- [Task goal]:
Output only the entries, exactly as given, without the pictures.

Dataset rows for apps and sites
-----

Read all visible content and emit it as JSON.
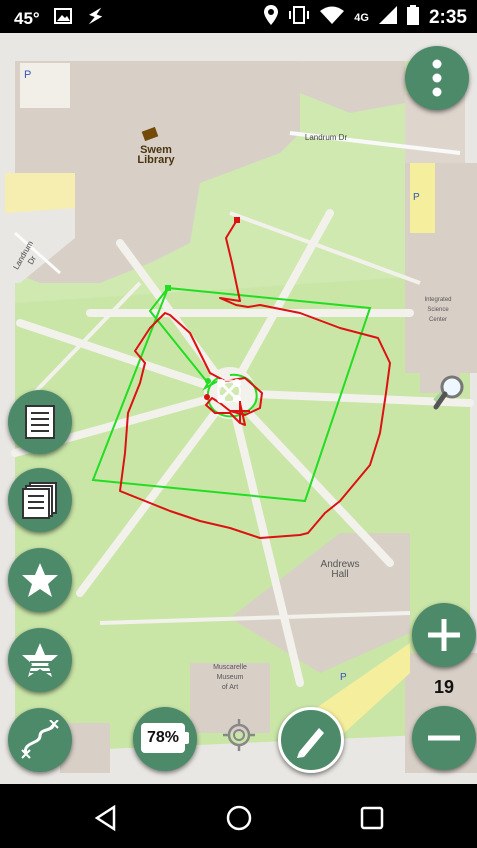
{
  "status_bar": {
    "temperature": "45°",
    "network": "4G",
    "time": "2:35"
  },
  "map": {
    "labels": {
      "library": "Swem\nLibrary",
      "landrum": "Landrum Dr",
      "landrum_side": "Landrum Dr",
      "integrated_science": "Integrated\nScience\nCenter",
      "andrews": "Andrews\nHall",
      "muscarelle": "Muscarelle\nMuseum\nof Art",
      "parking_1": "P",
      "parking_2": "P",
      "parking_3": "P"
    }
  },
  "controls": {
    "battery_percent": "78%",
    "zoom_level": "19"
  },
  "colors": {
    "fab": "#4d8a6a",
    "flight_path": "#dd1111",
    "mission_area": "#22dd22"
  },
  "icons": {
    "menu": "vertical-dots-icon",
    "search": "magnifier-icon",
    "list": "list-icon",
    "layers": "layers-icon",
    "star": "star-icon",
    "star_list": "star-list-icon",
    "path": "path-icon",
    "locate": "crosshair-icon",
    "draw": "pencil-icon",
    "zoom_in": "plus-icon",
    "zoom_out": "minus-icon"
  }
}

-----

- [Written solution]:
Read all visible content and emit it as JSON.
{
  "status_bar": {
    "temperature": "45°",
    "network": "4G",
    "time": "2:35"
  },
  "map": {
    "labels": {
      "library": "Swem\nLibrary",
      "landrum": "Landrum Dr",
      "landrum_side": "Landrum Dr",
      "integrated_science": "Integrated\nScience\nCenter",
      "andrews": "Andrews\nHall",
      "muscarelle": "Muscarelle\nMuseum\nof Art",
      "parking_1": "P",
      "parking_2": "P",
      "parking_3": "P"
    }
  },
  "controls": {
    "battery_percent": "78%",
    "zoom_level": "19"
  },
  "colors": {
    "fab": "#4d8a6a",
    "flight_path": "#dd1111",
    "mission_area": "#22dd22"
  },
  "icons": {
    "menu": "vertical-dots-icon",
    "search": "magnifier-icon",
    "list": "list-icon",
    "layers": "layers-icon",
    "star": "star-icon",
    "star_list": "star-list-icon",
    "path": "path-icon",
    "locate": "crosshair-icon",
    "draw": "pencil-icon",
    "zoom_in": "plus-icon",
    "zoom_out": "minus-icon"
  }
}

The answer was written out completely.